● Dataset content
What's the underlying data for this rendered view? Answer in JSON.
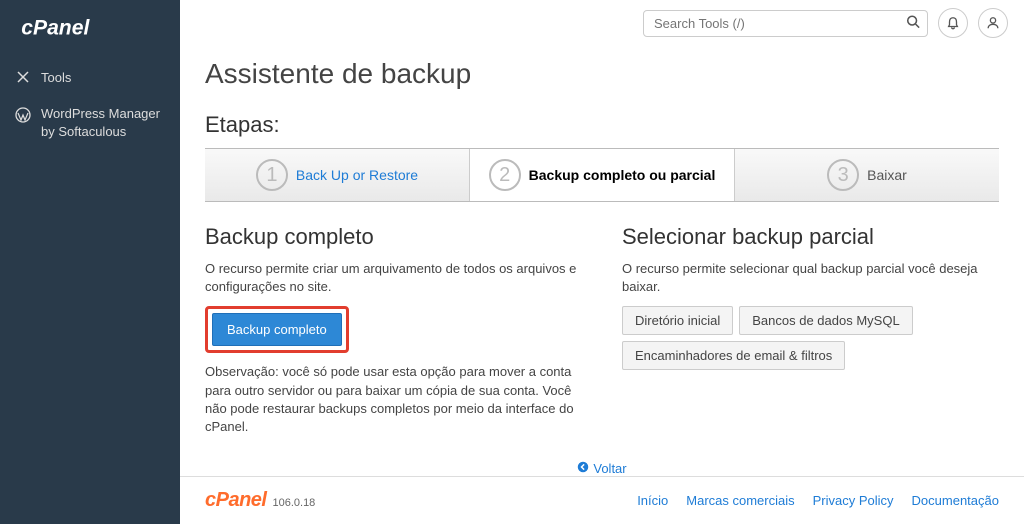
{
  "sidebar": {
    "items": [
      {
        "label": "Tools"
      },
      {
        "label": "WordPress Manager by Softaculous"
      }
    ]
  },
  "search": {
    "placeholder": "Search Tools (/)"
  },
  "page": {
    "title": "Assistente de backup"
  },
  "steps": {
    "label": "Etapas:",
    "items": [
      {
        "num": "1",
        "label": "Back Up or Restore"
      },
      {
        "num": "2",
        "label": "Backup completo ou parcial"
      },
      {
        "num": "3",
        "label": "Baixar"
      }
    ]
  },
  "full_backup": {
    "heading": "Backup completo",
    "description": "O recurso permite criar um arquivamento de todos os arquivos e configurações no site.",
    "button": "Backup completo",
    "note": "Observação: você só pode usar esta opção para mover a conta para outro servidor ou para baixar um cópia de sua conta. Você não pode restaurar backups completos por meio da interface do cPanel."
  },
  "partial_backup": {
    "heading": "Selecionar backup parcial",
    "description": "O recurso permite selecionar qual backup parcial você deseja baixar.",
    "options": [
      "Diretório inicial",
      "Bancos de dados MySQL",
      "Encaminhadores de email & filtros"
    ]
  },
  "back_link": "Voltar",
  "footer": {
    "brand": "cPanel",
    "version": "106.0.18",
    "links": [
      "Início",
      "Marcas comerciais",
      "Privacy Policy",
      "Documentação"
    ]
  }
}
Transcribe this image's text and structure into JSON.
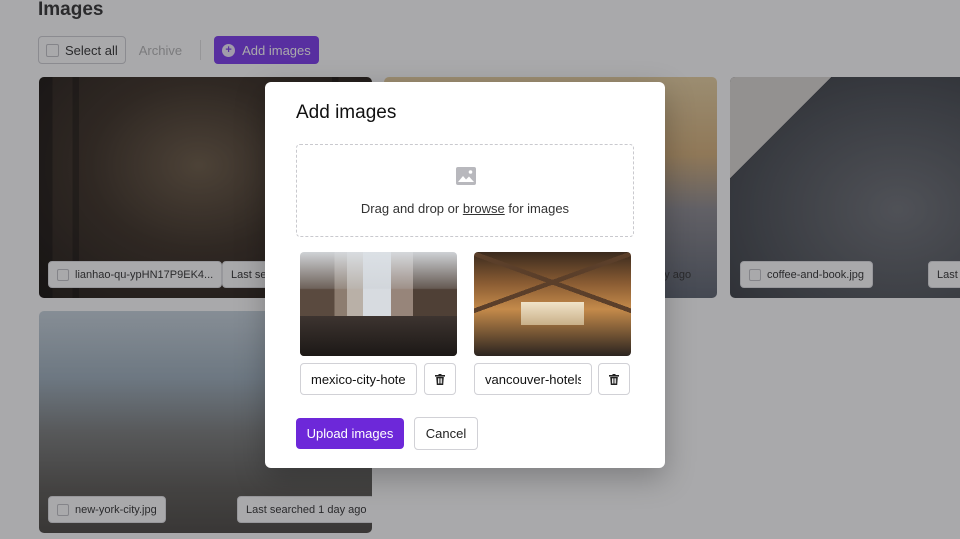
{
  "page": {
    "title": "Images",
    "toolbar": {
      "select_all": "Select all",
      "archive": "Archive",
      "add_images": "Add images"
    },
    "cards": [
      {
        "filename": "lianhao-qu-ypHN17P9EK4...",
        "status": "Last sea"
      },
      {
        "filename": "",
        "status": "day ago"
      },
      {
        "filename": "coffee-and-book.jpg",
        "status": "Last s"
      },
      {
        "filename": "new-york-city.jpg",
        "status": "Last searched 1 day ago"
      }
    ]
  },
  "modal": {
    "title": "Add images",
    "dropzone": {
      "text_before": "Drag and drop or ",
      "link": "browse",
      "text_after": " for images"
    },
    "files": [
      {
        "name": "mexico-city-hotels.jpg"
      },
      {
        "name": "vancouver-hotels.jpg"
      }
    ],
    "upload_label": "Upload images",
    "cancel_label": "Cancel"
  },
  "colors": {
    "accent": "#6d28d9",
    "overlay": "rgba(30,30,35,0.38)"
  },
  "icons": [
    "image-icon",
    "trash-icon",
    "plus-circle-icon",
    "checkbox-icon"
  ]
}
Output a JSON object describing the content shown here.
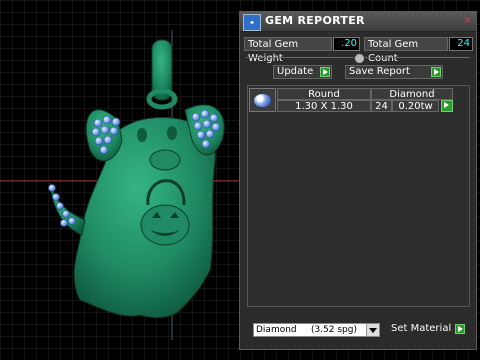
{
  "window": {
    "title": "GEM REPORTER",
    "icon": "app-logo-icon",
    "close_icon": "close-icon"
  },
  "stats": {
    "weight_label": "Total Gem Weight",
    "weight_value": ".20",
    "count_label": "Total Gem Count",
    "count_value": "24"
  },
  "actions": {
    "update_label": "Update",
    "save_label": "Save Report"
  },
  "gem_list": {
    "rows": [
      {
        "shape": "Round",
        "size": "1.30 X 1.30",
        "material": "Diamond",
        "count": "24",
        "weight": "0.20tw",
        "thumb_icon": "round-gem-icon"
      }
    ]
  },
  "footer": {
    "material_selected": "Diamond     (3.52 spg)",
    "set_material_label": "Set Material"
  },
  "colors": {
    "model": "#1f8a63",
    "gems": "#8ab4f0",
    "grid": "#2a2a2a",
    "value_text": "#22ffff",
    "go_button": "#2a9a2a"
  }
}
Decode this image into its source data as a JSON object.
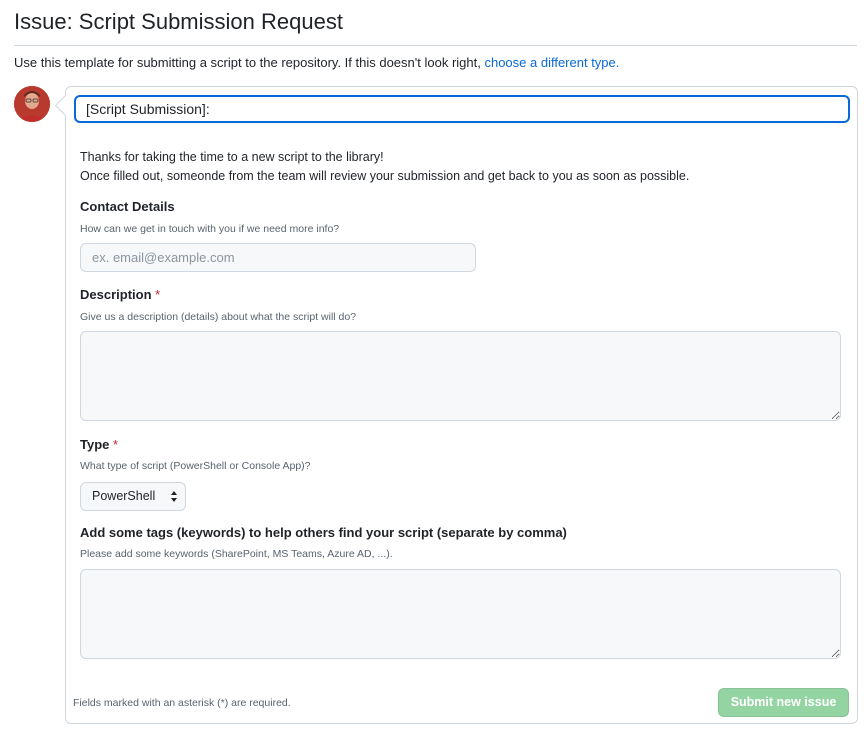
{
  "page": {
    "title": "Issue: Script Submission Request",
    "template_note": "Use this template for submitting a script to the repository. If this doesn't look right,",
    "template_link": "choose a different type."
  },
  "form": {
    "title_value": "[Script Submission]:",
    "intro_line1": "Thanks for taking the time to a new script to the library!",
    "intro_line2": "Once filled out, someonde from the team will review your submission and get back to you as soon as possible.",
    "contact": {
      "label": "Contact Details",
      "hint": "How can we get in touch with you if we need more info?",
      "placeholder": "ex. email@example.com"
    },
    "description": {
      "label": "Description",
      "required_mark": "*",
      "hint": "Give us a description (details) about what the script will do?"
    },
    "type": {
      "label": "Type",
      "required_mark": "*",
      "hint": "What type of script (PowerShell or Console App)?",
      "selected": "PowerShell"
    },
    "tags": {
      "label": "Add some tags (keywords) to help others find your script (separate by comma)",
      "hint": "Please add some keywords (SharePoint, MS Teams, Azure AD, ...)."
    },
    "footer_note": "Fields marked with an asterisk (*) are required.",
    "submit_label": "Submit new issue"
  },
  "colors": {
    "accent": "#0969da",
    "required": "#cf222e",
    "submit_disabled": "#94d3a2"
  }
}
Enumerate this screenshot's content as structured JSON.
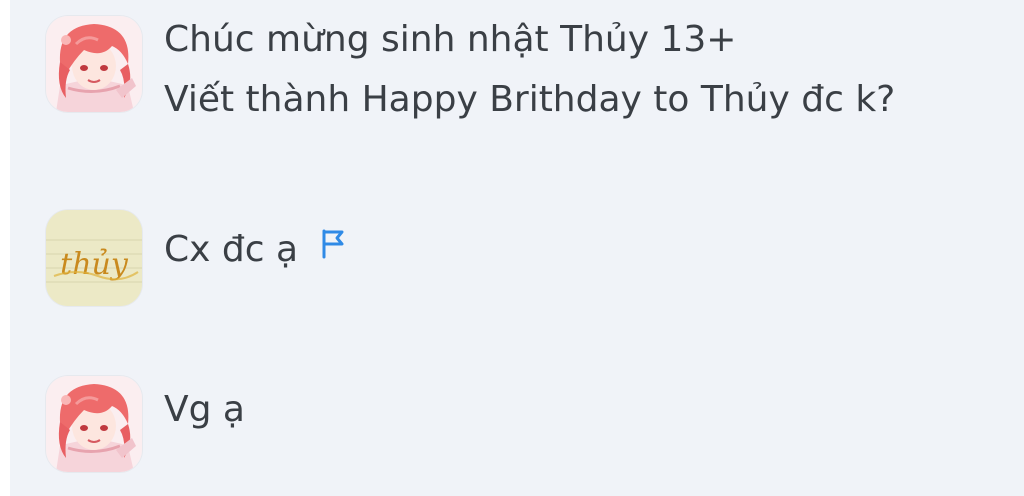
{
  "comments": [
    {
      "avatar_icon": "anime-girl-avatar",
      "lines": [
        "Chúc mừng sinh nhật Thủy 13+",
        "Viết thành Happy Brithday to Thủy đc k?"
      ]
    },
    {
      "avatar_icon": "handwritten-name-avatar",
      "avatar_signature": "thủy",
      "text": "Cx đc ạ",
      "flag_icon": "report-flag-icon"
    },
    {
      "avatar_icon": "anime-girl-avatar",
      "text": "Vg ạ"
    }
  ],
  "colors": {
    "background": "#f0f3f8",
    "text": "#3a3f45",
    "flag": "#2f8ae6"
  }
}
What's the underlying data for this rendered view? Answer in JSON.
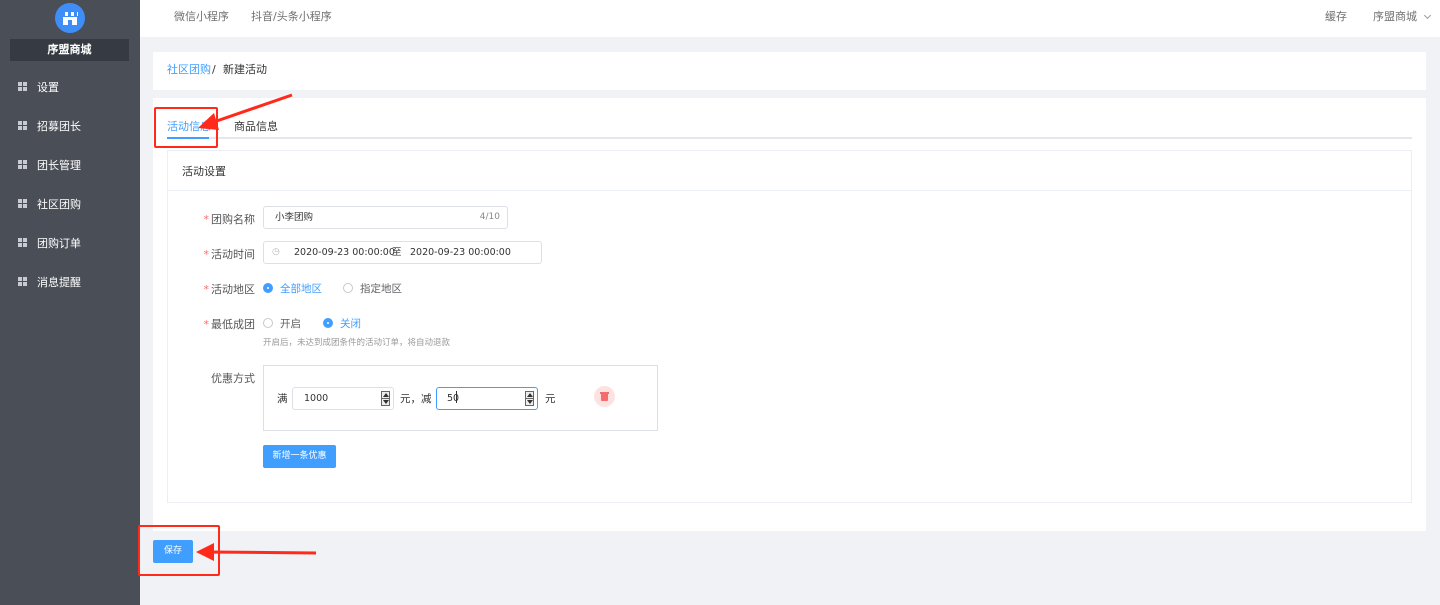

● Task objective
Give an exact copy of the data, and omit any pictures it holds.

● Solution to this exercise
What's the underlying data for this rendered view? Answer in JSON.
{
  "sidebar": {
    "items": [
      {
        "label": "Tools"
      },
      {
        "label": "WordPress Manager by Softaculous"
      }
    ]
  },
  "search": {
    "placeholder": "Search Tools (/)"
  },
  "page": {
    "title": "Assistente de backup"
  },
  "steps": {
    "label": "Etapas:",
    "items": [
      {
        "num": "1",
        "label": "Back Up or Restore"
      },
      {
        "num": "2",
        "label": "Backup completo ou parcial"
      },
      {
        "num": "3",
        "label": "Baixar"
      }
    ]
  },
  "full_backup": {
    "heading": "Backup completo",
    "description": "O recurso permite criar um arquivamento de todos os arquivos e configurações no site.",
    "button": "Backup completo",
    "note": "Observação: você só pode usar esta opção para mover a conta para outro servidor ou para baixar um cópia de sua conta. Você não pode restaurar backups completos por meio da interface do cPanel."
  },
  "partial_backup": {
    "heading": "Selecionar backup parcial",
    "description": "O recurso permite selecionar qual backup parcial você deseja baixar.",
    "options": [
      "Diretório inicial",
      "Bancos de dados MySQL",
      "Encaminhadores de email & filtros"
    ]
  },
  "back_link": "Voltar",
  "footer": {
    "brand": "cPanel",
    "version": "106.0.18",
    "links": [
      "Início",
      "Marcas comerciais",
      "Privacy Policy",
      "Documentação"
    ]
  }
}
Transcribe this image's text and structure into JSON.
{
  "page": {
    "title": "Images",
    "toolbar": {
      "select_all": "Select all",
      "archive": "Archive",
      "add_images": "Add images"
    },
    "cards": [
      {
        "filename": "lianhao-qu-ypHN17P9EK4...",
        "status": "Last sea"
      },
      {
        "filename": "",
        "status": "day ago"
      },
      {
        "filename": "coffee-and-book.jpg",
        "status": "Last s"
      },
      {
        "filename": "new-york-city.jpg",
        "status": "Last searched 1 day ago"
      }
    ]
  },
  "modal": {
    "title": "Add images",
    "dropzone": {
      "text_before": "Drag and drop or ",
      "link": "browse",
      "text_after": " for images"
    },
    "files": [
      {
        "name": "mexico-city-hotels.jpg"
      },
      {
        "name": "vancouver-hotels.jpg"
      }
    ],
    "upload_label": "Upload images",
    "cancel_label": "Cancel"
  },
  "colors": {
    "accent": "#6d28d9",
    "overlay": "rgba(30,30,35,0.38)"
  },
  "icons": [
    "image-icon",
    "trash-icon",
    "plus-circle-icon",
    "checkbox-icon"
  ]
}
Output a JSON object describing the content shown here.
{
  "window": {
    "title": "GEM REPORTER",
    "icon": "app-logo-icon",
    "close_icon": "close-icon"
  },
  "stats": {
    "weight_label": "Total Gem Weight",
    "weight_value": ".20",
    "count_label": "Total Gem Count",
    "count_value": "24"
  },
  "actions": {
    "update_label": "Update",
    "save_label": "Save Report"
  },
  "gem_list": {
    "rows": [
      {
        "shape": "Round",
        "size": "1.30 X 1.30",
        "material": "Diamond",
        "count": "24",
        "weight": "0.20tw",
        "thumb_icon": "round-gem-icon"
      }
    ]
  },
  "footer": {
    "material_selected": "Diamond     (3.52 spg)",
    "set_material_label": "Set Material"
  },
  "colors": {
    "model": "#1f8a63",
    "gems": "#8ab4f0",
    "grid": "#2a2a2a",
    "value_text": "#22ffff",
    "go_button": "#2a9a2a"
  }
}
Decode this image into its source data as a JSON object.
{
  "page": {
    "title": "Issue: Script Submission Request",
    "template_note": "Use this template for submitting a script to the repository. If this doesn't look right,",
    "template_link": "choose a different type."
  },
  "form": {
    "title_value": "[Script Submission]:",
    "intro_line1": "Thanks for taking the time to a new script to the library!",
    "intro_line2": "Once filled out, someonde from the team will review your submission and get back to you as soon as possible.",
    "contact": {
      "label": "Contact Details",
      "hint": "How can we get in touch with you if we need more info?",
      "placeholder": "ex. email@example.com"
    },
    "description": {
      "label": "Description",
      "required_mark": "*",
      "hint": "Give us a description (details) about what the script will do?"
    },
    "type": {
      "label": "Type",
      "required_mark": "*",
      "hint": "What type of script (PowerShell or Console App)?",
      "selected": "PowerShell"
    },
    "tags": {
      "label": "Add some tags (keywords) to help others find your script (separate by comma)",
      "hint": "Please add some keywords (SharePoint, MS Teams, Azure AD, ...)."
    },
    "footer_note": "Fields marked with an asterisk (*) are required.",
    "submit_label": "Submit new issue"
  },
  "colors": {
    "accent": "#0969da",
    "required": "#cf222e",
    "submit_disabled": "#94d3a2"
  }
}
Enumerate this screenshot's content as structured JSON.
{
  "comments": [
    {
      "avatar_icon": "anime-girl-avatar",
      "lines": [
        "Chúc mừng sinh nhật Thủy 13+",
        "Viết thành Happy Brithday to Thủy đc k?"
      ]
    },
    {
      "avatar_icon": "handwritten-name-avatar",
      "avatar_signature": "thủy",
      "text": "Cx đc ạ",
      "flag_icon": "report-flag-icon"
    },
    {
      "avatar_icon": "anime-girl-avatar",
      "text": "Vg ạ"
    }
  ],
  "colors": {
    "background": "#f0f3f8",
    "text": "#3a3f45",
    "flag": "#2f8ae6"
  }
}
What's the underlying data for this rendered view? Answer in JSON.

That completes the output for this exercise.